**PROBLEM**. Examine each line of the data, and copy the ones containing "Instanz".

Page and application data records:
----

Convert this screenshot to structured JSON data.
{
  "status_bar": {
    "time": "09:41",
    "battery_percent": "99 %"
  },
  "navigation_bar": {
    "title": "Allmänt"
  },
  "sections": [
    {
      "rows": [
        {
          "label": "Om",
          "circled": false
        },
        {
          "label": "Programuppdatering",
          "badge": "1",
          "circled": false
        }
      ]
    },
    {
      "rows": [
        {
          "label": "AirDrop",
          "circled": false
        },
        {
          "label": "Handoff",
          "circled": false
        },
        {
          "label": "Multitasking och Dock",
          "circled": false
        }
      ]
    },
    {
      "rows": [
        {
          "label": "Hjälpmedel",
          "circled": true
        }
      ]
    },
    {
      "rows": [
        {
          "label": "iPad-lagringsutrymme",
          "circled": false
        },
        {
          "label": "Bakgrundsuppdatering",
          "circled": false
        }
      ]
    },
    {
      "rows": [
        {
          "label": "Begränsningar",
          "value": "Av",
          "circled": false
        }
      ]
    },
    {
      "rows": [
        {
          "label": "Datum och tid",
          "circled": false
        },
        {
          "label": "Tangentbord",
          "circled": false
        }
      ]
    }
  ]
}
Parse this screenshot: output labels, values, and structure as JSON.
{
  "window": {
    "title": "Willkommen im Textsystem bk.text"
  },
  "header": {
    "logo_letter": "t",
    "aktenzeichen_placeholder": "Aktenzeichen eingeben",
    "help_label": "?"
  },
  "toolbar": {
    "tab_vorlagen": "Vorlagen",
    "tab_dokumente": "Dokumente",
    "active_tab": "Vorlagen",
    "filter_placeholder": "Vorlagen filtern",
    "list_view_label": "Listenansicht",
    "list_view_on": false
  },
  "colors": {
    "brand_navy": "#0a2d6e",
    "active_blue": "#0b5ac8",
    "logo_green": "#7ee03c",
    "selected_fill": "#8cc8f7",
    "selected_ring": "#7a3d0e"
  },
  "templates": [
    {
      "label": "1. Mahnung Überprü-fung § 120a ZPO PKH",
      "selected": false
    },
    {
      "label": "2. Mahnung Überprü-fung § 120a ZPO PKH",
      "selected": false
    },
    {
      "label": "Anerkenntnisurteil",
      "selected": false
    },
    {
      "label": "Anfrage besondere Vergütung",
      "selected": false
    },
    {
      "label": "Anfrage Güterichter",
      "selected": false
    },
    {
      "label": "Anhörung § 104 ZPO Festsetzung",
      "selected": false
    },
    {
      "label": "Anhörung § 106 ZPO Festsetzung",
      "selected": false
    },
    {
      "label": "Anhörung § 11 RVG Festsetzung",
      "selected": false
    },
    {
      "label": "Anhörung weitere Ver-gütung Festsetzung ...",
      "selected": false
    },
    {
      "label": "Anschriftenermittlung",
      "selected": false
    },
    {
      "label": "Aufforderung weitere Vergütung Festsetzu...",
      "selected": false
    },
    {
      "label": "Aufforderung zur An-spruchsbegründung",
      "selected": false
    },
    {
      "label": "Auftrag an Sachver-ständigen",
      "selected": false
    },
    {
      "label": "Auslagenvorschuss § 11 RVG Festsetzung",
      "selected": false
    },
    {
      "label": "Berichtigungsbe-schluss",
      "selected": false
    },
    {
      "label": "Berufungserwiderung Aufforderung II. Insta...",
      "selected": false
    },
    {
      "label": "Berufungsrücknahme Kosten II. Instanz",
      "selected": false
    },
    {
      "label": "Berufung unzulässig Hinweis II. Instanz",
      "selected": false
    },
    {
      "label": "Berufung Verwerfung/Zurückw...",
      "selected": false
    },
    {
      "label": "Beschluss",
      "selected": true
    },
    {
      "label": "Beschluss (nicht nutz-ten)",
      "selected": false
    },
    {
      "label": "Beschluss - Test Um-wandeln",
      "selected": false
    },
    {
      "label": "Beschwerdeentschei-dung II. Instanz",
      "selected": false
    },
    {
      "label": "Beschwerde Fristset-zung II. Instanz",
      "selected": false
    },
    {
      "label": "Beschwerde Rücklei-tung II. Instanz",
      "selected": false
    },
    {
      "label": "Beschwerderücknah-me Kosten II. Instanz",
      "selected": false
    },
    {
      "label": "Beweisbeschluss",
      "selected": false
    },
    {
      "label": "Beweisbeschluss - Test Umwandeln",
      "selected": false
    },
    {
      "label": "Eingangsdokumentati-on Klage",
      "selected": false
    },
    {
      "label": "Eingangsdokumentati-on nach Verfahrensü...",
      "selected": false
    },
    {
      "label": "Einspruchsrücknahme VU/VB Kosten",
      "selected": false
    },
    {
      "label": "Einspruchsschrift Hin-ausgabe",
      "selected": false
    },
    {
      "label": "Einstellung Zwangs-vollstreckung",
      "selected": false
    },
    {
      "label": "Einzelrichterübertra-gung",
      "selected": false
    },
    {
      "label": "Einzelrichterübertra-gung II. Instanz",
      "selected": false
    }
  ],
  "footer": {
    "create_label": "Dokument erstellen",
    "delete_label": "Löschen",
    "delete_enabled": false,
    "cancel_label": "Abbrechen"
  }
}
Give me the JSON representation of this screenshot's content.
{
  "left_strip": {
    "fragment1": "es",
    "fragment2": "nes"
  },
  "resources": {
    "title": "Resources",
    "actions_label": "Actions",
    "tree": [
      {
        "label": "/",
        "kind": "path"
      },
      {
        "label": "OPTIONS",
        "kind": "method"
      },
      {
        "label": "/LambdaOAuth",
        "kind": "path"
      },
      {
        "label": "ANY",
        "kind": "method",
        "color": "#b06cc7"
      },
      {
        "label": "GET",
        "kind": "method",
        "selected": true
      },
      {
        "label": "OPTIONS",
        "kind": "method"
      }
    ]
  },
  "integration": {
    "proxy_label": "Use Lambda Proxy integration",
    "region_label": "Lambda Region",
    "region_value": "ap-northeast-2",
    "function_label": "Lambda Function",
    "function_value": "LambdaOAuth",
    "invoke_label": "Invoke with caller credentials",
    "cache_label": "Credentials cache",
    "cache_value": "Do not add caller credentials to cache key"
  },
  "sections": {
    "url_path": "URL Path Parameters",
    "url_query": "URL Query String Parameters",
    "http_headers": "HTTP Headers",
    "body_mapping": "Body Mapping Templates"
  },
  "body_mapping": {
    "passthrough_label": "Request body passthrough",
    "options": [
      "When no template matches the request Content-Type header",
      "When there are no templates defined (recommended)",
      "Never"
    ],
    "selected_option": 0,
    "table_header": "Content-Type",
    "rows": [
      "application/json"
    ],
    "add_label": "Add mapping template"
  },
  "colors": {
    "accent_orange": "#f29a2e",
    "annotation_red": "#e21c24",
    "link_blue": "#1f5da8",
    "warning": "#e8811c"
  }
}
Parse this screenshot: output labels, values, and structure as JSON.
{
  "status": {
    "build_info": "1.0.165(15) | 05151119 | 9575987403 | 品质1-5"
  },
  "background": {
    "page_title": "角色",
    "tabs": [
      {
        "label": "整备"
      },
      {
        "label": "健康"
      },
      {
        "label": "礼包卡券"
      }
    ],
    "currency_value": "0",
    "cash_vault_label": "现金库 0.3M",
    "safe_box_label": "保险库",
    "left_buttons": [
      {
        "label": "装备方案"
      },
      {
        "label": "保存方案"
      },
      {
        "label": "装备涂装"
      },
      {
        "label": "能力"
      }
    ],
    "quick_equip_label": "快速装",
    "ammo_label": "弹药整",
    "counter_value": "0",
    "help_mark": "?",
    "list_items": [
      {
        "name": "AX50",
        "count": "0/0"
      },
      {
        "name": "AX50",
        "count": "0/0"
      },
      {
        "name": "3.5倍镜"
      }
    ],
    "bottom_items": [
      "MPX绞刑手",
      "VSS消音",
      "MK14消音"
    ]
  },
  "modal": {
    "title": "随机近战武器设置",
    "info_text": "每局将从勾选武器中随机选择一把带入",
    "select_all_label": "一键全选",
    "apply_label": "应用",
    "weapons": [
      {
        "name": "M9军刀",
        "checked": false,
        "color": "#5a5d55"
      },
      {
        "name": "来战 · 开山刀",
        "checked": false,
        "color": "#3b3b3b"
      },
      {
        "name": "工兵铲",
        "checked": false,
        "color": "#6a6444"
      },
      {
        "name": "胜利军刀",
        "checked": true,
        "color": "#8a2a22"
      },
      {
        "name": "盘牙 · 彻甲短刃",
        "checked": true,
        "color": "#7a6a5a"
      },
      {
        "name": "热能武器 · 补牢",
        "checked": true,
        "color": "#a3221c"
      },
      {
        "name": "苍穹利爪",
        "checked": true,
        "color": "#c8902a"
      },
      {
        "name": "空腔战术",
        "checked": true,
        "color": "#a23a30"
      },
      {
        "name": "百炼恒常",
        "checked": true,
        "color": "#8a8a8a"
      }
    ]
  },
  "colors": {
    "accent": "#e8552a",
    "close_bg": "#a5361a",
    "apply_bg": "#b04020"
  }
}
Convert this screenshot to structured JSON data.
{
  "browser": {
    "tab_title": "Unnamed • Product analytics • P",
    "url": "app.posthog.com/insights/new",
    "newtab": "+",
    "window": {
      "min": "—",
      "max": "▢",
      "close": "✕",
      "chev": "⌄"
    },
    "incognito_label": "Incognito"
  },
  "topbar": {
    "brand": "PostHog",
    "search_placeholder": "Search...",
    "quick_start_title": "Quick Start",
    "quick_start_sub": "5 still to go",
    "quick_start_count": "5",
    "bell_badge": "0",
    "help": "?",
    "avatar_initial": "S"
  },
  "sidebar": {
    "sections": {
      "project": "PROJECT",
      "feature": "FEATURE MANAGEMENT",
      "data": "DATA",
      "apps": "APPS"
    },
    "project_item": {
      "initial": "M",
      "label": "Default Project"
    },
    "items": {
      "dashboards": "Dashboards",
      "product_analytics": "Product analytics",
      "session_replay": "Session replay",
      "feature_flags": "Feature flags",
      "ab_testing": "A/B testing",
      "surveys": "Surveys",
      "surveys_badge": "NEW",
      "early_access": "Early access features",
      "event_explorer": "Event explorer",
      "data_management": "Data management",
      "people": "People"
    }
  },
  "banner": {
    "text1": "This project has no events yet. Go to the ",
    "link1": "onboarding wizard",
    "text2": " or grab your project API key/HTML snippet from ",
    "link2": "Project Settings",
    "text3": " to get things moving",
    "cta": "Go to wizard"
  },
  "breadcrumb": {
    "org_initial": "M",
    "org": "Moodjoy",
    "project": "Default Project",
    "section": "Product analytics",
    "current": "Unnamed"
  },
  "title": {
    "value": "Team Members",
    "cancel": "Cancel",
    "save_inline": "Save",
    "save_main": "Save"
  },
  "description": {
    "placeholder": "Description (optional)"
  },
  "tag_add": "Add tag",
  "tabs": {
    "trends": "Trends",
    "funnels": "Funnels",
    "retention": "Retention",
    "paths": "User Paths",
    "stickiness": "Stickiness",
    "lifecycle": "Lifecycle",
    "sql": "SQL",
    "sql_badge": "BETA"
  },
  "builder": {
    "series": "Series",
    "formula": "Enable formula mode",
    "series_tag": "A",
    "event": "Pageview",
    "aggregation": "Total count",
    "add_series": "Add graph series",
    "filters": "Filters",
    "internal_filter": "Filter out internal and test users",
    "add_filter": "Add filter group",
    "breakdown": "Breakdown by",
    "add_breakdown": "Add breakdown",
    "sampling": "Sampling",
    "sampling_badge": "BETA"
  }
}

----

**WRITTEN ANSWER**.
      "label": "Berufungsrücknahme Kosten II. Instanz",
      "label": "Berufung unzulässig Hinweis II. Instanz",
      "label": "Beschwerdeentschei-dung II. Instanz",
      "label": "Beschwerde Fristset-zung II. Instanz",
      "label": "Beschwerde Rücklei-tung II. Instanz",
      "label": "Beschwerderücknah-me Kosten II. Instanz",
      "label": "Einzelrichterübertra-gung II. Instanz",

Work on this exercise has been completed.